Achieving inclusive and quality education for all reaffirms the belief that education is one of the most powerful and proven vehicles for sustainable development. This goal is aimed at ensuring that all girls and boys complete primary and secondary schooling by 2030 and are provided equal access to affordable vocational training, to eliminate gender and wealth disparities, and achieve universal access to a quality higher education. Additionally, it emphasises on lifelong learning opportunities, so as to achieve substantial adult literacy and numeracy, and on building and upgrading existing education facilities that are child, disability and gender-sensitive.
SDG 5 GENDER EQUALITY Achieve gender equality and empower all women and girls
Ending all discrimination against women and girls is a basic human right and is a prerequisite for sustainable development. Goal 5 calls for ending all forms of violence, trafficking and sexual exploitation of women and girls. Recognising and valuing unpaid care and domestic work is a key component of this goal, with emphasis on the importance of full and effective participation and equal opportunities for leadership at all levels of decision-making in political, economic and public life for women.
SDG 6 CLEAN WATER AND SANITATION Ensure availability and sustainable management of water and sanitation for all
Goal 6 calls for access to safe and affordable drinking water, sanitation facilities, and hygiene for all by 2030. Water resources are also critical for agriculture and industrial use, and therefore protecting and restoring water-related ecosystems is essential. The goal is aimed at -improving water quality by reducing pollution, substantially increasing water-use efficiency across all sectors, and strengthening the participation of local communities in improving water and sanitation management.
SDG 7 AFFORDABLE AND CLEAN ENERGY Ensure access to affordable, reliable, sustainable and modern energy for all

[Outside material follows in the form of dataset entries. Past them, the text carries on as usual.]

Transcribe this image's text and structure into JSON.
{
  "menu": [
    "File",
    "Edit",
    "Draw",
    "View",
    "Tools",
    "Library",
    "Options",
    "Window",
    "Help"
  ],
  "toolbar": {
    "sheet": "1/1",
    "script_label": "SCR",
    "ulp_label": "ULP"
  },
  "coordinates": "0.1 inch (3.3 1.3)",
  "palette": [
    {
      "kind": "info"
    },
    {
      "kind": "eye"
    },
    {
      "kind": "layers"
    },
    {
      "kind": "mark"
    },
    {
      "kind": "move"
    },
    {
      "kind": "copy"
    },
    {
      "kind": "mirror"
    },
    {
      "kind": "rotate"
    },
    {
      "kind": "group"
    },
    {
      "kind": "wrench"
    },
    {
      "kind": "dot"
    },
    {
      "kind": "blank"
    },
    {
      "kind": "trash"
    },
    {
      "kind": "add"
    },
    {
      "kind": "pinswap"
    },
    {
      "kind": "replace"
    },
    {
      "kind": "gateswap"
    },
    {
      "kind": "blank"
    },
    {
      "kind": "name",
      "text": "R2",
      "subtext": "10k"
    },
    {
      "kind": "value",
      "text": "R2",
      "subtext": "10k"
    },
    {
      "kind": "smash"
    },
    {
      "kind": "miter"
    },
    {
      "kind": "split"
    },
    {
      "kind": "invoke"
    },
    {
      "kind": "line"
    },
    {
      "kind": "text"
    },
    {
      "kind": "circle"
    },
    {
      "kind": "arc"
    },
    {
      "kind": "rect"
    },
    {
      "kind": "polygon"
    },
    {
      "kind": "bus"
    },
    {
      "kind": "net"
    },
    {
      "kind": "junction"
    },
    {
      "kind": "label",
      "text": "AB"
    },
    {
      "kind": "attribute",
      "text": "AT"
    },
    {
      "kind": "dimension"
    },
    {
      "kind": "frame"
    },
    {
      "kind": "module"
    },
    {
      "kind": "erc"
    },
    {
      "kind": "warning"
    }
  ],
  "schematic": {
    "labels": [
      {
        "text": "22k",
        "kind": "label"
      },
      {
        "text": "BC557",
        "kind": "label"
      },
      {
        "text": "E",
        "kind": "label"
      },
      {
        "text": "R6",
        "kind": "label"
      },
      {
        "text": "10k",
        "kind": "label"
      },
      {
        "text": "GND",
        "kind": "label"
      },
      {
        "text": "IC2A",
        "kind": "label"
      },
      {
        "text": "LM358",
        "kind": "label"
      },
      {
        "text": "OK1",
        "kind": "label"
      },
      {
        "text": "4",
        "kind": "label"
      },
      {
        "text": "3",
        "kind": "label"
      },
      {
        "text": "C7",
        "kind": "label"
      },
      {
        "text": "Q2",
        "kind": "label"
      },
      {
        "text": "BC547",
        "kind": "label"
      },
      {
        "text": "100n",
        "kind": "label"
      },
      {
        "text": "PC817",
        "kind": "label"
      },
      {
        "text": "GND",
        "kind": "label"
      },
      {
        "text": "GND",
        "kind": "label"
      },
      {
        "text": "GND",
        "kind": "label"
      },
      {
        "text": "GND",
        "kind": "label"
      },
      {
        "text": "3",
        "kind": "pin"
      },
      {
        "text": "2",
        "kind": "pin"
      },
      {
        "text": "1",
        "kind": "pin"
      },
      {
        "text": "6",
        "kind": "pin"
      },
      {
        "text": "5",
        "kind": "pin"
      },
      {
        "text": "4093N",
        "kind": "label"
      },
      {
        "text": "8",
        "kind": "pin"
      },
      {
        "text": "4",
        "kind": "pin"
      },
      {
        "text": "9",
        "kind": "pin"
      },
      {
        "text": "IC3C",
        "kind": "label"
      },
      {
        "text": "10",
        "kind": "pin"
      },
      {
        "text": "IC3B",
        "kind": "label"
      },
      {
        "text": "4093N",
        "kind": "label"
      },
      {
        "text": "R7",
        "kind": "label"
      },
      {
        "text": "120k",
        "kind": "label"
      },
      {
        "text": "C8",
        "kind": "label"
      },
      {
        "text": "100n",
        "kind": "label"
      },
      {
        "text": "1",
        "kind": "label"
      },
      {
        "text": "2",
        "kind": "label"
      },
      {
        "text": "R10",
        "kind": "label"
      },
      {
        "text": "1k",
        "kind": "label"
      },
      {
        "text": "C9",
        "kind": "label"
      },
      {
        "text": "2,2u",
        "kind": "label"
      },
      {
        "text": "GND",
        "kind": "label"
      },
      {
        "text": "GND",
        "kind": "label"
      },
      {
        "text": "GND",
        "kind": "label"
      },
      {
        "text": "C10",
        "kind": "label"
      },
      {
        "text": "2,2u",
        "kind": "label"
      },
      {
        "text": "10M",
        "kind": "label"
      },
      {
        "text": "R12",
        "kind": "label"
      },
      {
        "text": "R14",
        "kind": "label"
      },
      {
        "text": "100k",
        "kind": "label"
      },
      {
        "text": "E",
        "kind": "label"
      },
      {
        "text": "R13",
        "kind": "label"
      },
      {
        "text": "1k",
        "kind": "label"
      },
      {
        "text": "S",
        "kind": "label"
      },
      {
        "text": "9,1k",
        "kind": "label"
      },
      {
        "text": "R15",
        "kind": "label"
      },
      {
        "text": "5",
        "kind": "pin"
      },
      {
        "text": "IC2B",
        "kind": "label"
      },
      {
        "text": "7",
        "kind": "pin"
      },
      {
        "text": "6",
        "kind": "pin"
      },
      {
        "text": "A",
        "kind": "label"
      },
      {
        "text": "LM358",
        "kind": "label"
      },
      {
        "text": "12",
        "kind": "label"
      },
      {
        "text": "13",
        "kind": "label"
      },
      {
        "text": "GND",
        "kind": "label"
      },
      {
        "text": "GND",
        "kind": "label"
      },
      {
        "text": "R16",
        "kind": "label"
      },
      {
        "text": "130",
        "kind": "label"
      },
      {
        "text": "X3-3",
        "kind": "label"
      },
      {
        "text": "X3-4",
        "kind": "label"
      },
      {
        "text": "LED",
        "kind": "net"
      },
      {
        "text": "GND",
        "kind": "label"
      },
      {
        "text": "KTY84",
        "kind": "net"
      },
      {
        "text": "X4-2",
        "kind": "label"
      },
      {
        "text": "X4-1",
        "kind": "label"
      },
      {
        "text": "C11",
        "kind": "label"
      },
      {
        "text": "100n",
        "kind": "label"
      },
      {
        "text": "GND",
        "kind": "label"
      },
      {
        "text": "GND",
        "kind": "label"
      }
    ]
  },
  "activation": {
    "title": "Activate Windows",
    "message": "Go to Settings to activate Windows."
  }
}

Energy security is a prerequisite for socio-economic development. Access to energy enables people to augment their income and productivity, enhance access to healthcare, water and education, and improve their overall well-being. Goal 7 is aimed at ensuring universal access to affordable, reliable and efficient energy services by 2030. Expanding infrastructure and upgrading technology to provide clean and efficient energy is critical to this endeavour
SDG 8 DECENT WORK AND ECONOMIC GROWTH Promote sustained, inclusive and sustainable economic growth, full and productive employment and decent work for all

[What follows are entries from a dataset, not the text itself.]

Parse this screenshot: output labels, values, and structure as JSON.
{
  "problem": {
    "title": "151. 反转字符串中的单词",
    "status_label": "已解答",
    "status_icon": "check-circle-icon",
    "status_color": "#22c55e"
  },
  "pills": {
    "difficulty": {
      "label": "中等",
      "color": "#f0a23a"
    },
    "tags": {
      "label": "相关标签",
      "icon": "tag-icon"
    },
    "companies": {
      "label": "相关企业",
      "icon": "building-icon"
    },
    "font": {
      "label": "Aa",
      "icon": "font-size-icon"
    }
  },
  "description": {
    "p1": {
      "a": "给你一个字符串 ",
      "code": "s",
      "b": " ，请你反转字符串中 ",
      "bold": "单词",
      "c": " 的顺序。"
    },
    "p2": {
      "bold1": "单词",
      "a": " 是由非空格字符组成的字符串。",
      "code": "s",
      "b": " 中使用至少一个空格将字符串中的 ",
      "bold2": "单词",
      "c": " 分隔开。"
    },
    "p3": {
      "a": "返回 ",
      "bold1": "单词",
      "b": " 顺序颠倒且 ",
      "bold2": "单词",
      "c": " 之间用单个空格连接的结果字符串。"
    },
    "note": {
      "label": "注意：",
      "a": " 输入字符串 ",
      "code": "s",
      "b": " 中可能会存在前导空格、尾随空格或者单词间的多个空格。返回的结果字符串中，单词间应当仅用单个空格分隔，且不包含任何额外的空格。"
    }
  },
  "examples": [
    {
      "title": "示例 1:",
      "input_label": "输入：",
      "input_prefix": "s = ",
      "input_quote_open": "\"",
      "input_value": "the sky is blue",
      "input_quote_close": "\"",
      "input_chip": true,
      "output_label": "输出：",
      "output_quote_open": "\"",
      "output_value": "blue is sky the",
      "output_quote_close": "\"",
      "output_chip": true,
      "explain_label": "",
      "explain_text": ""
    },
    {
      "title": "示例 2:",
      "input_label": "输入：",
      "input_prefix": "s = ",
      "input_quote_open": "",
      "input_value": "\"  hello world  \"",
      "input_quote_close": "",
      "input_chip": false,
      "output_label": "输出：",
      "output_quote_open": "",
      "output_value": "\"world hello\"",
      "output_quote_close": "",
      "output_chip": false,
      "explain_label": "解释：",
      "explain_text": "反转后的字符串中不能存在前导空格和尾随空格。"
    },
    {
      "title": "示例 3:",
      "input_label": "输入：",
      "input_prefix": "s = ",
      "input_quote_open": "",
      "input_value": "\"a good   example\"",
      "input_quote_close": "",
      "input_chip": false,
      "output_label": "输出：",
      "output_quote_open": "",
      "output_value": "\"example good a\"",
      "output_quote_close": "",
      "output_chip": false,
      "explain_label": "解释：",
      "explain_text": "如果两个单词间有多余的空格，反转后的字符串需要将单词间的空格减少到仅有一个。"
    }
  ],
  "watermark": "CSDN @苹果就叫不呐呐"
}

Goal 8 promotes sustained economic growth, higher levels of productivity and technological innovation. Encouraging entrepreneurship and job creation are crucial to this, as are effective measures to eradicate forced labour, modern slavery and human trafficking. It also seeks to protect labour rights and promote policies which support decent job creation and safe and secure working environments. With these targets in mind, the goal is to achieve full and productive employment, and decent work, for all women and men by 2030.
SDG 9 INDUSTRY, INNOVATION AND INFRASTRUCTURE Build resilient infrastructure, promote inclusive and sustainable industrialisation and foster innovation
This goal promotes investment in innovation; and reliable and resilient infrastructure which are crucial drivers of economic growth and development. It further aims at promoting increased resourceuse efficiency and greater adoption of clean and environmentally sound technologies and industrial processes. It recognises the importance of promoting sustainable industries and investing in scientific research and innovation, which are all important ways to facilitate sustainable development.
To be Continued in Part 2